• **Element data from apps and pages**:
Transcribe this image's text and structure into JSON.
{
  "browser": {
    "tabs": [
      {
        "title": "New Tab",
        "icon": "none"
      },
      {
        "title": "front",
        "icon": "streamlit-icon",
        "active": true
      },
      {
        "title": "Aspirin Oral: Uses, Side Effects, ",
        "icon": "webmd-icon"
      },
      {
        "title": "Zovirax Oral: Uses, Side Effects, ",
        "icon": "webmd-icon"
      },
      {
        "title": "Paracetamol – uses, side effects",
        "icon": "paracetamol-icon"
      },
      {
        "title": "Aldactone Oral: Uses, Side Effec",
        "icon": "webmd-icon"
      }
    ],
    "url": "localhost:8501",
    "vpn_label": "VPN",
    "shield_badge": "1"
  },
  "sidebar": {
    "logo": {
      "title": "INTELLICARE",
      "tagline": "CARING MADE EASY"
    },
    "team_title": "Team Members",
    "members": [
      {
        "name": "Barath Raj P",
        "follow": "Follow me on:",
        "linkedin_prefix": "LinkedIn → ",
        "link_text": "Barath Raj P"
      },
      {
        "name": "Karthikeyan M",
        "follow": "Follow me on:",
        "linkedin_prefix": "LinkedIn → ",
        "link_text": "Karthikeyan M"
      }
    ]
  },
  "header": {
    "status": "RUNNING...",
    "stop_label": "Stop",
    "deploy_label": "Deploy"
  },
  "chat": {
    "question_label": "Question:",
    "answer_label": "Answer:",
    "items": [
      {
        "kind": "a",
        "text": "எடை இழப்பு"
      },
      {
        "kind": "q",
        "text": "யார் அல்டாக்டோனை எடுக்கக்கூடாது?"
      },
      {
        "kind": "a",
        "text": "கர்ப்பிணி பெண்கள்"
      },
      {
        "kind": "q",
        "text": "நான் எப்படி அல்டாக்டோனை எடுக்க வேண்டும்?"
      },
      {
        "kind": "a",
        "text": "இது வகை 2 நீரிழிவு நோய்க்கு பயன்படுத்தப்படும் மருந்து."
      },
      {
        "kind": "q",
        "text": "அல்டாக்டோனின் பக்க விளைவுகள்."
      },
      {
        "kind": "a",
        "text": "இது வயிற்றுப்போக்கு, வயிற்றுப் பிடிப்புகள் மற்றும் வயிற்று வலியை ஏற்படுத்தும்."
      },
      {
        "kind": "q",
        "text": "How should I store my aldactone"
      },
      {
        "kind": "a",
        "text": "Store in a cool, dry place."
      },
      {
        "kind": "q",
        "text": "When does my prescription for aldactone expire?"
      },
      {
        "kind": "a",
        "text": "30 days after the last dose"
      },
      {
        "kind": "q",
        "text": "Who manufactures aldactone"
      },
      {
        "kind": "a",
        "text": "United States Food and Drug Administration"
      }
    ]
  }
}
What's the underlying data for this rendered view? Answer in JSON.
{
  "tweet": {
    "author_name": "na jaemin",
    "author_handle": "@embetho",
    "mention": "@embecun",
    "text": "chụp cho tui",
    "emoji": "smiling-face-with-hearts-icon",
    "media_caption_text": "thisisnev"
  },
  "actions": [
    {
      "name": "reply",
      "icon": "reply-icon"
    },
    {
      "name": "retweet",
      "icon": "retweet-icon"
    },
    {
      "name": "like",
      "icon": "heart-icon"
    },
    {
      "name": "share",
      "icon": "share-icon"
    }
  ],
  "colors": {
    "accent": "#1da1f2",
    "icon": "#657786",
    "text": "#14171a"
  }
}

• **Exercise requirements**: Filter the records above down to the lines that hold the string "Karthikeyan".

• **Expected answer**:
        "name": "Karthikeyan M",
        "link_text": "Karthikeyan M"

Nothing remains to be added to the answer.